How to complete this task: Reproduce every record exactly as it appears, but not the pictures.

Items from an interface collection

>>>>

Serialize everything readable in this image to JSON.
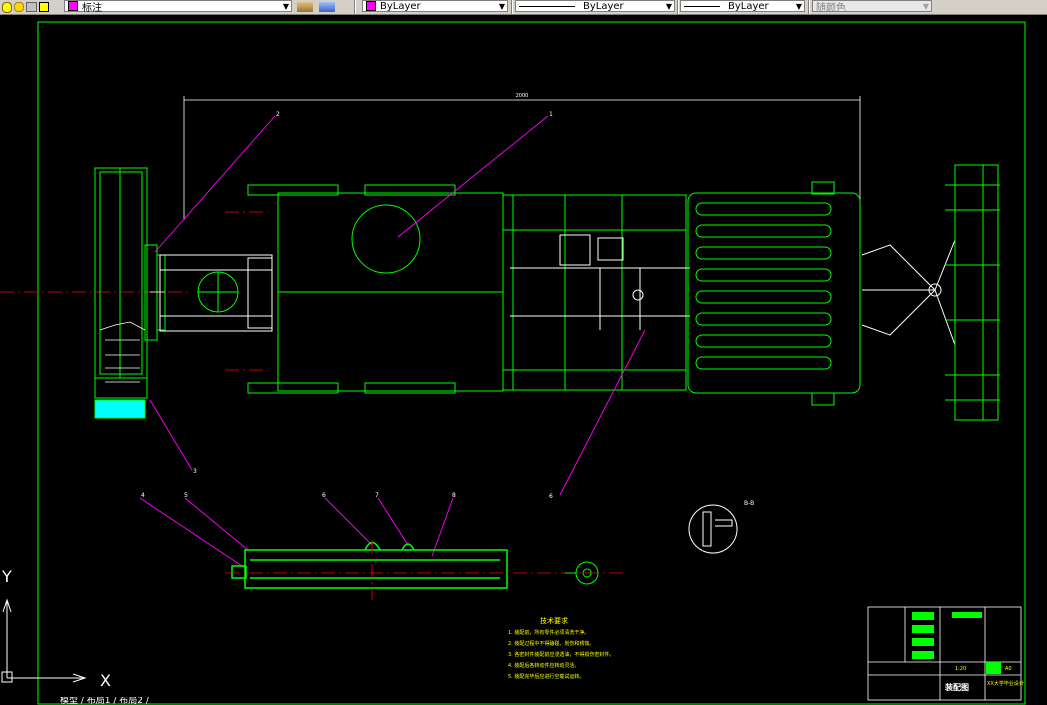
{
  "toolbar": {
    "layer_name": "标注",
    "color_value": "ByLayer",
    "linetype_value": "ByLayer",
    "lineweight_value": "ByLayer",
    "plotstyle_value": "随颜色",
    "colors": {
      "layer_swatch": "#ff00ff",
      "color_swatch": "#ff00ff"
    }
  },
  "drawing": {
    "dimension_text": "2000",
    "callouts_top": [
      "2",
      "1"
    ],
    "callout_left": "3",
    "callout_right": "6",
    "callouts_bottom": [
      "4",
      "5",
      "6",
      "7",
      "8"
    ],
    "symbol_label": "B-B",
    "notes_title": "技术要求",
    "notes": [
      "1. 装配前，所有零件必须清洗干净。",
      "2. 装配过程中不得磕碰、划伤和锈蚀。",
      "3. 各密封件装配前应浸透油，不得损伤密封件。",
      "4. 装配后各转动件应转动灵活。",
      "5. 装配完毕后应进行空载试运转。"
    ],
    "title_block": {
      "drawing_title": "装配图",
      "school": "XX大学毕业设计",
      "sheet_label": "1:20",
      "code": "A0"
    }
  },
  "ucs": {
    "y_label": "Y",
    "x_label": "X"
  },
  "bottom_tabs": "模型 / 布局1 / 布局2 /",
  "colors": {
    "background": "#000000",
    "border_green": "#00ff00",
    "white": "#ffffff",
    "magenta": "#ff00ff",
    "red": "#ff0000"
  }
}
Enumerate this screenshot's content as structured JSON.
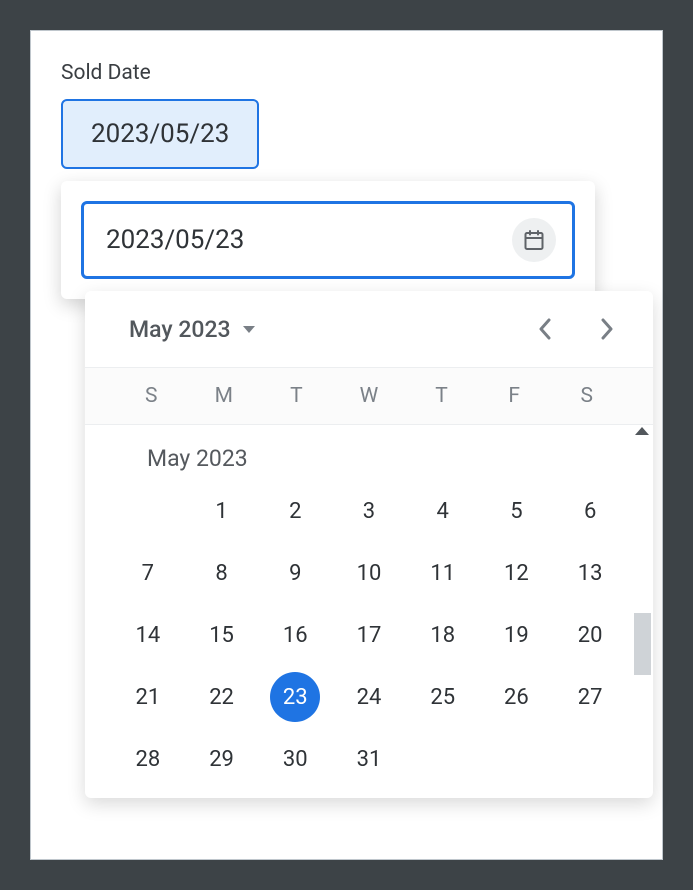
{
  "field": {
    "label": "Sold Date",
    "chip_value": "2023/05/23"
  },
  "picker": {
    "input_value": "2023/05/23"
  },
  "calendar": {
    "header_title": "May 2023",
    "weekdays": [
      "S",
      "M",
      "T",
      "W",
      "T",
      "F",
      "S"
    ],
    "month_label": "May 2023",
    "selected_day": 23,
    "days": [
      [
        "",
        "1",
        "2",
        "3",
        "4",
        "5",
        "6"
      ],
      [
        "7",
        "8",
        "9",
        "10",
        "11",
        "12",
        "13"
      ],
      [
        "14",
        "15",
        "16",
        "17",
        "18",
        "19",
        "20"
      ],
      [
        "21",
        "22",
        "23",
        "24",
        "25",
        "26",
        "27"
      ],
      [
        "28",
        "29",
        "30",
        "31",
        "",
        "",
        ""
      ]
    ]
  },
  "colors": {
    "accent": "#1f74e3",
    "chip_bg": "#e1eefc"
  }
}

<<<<

Answer below:
Serialize everything readable in this image to JSON.
{
  "toolbar": {
    "layer_name": "标注",
    "color_value": "ByLayer",
    "linetype_value": "ByLayer",
    "lineweight_value": "ByLayer",
    "plotstyle_value": "随颜色",
    "colors": {
      "layer_swatch": "#ff00ff",
      "color_swatch": "#ff00ff"
    }
  },
  "drawing": {
    "dimension_text": "2000",
    "callouts_top": [
      "2",
      "1"
    ],
    "callout_left": "3",
    "callout_right": "6",
    "callouts_bottom": [
      "4",
      "5",
      "6",
      "7",
      "8"
    ],
    "symbol_label": "B-B",
    "notes_title": "技术要求",
    "notes": [
      "1. 装配前，所有零件必须清洗干净。",
      "2. 装配过程中不得磕碰、划伤和锈蚀。",
      "3. 各密封件装配前应浸透油，不得损伤密封件。",
      "4. 装配后各转动件应转动灵活。",
      "5. 装配完毕后应进行空载试运转。"
    ],
    "title_block": {
      "drawing_title": "装配图",
      "school": "XX大学毕业设计",
      "sheet_label": "1:20",
      "code": "A0"
    }
  },
  "ucs": {
    "y_label": "Y",
    "x_label": "X"
  },
  "bottom_tabs": "模型 / 布局1 / 布局2 /",
  "colors": {
    "background": "#000000",
    "border_green": "#00ff00",
    "white": "#ffffff",
    "magenta": "#ff00ff",
    "red": "#ff0000"
  }
}
Enumerate this screenshot's content as structured JSON.
{
  "field": {
    "label": "Sold Date",
    "chip_value": "2023/05/23"
  },
  "picker": {
    "input_value": "2023/05/23"
  },
  "calendar": {
    "header_title": "May 2023",
    "weekdays": [
      "S",
      "M",
      "T",
      "W",
      "T",
      "F",
      "S"
    ],
    "month_label": "May 2023",
    "selected_day": 23,
    "days": [
      [
        "",
        "1",
        "2",
        "3",
        "4",
        "5",
        "6"
      ],
      [
        "7",
        "8",
        "9",
        "10",
        "11",
        "12",
        "13"
      ],
      [
        "14",
        "15",
        "16",
        "17",
        "18",
        "19",
        "20"
      ],
      [
        "21",
        "22",
        "23",
        "24",
        "25",
        "26",
        "27"
      ],
      [
        "28",
        "29",
        "30",
        "31",
        "",
        "",
        ""
      ]
    ]
  },
  "colors": {
    "accent": "#1f74e3",
    "chip_bg": "#e1eefc"
  }
}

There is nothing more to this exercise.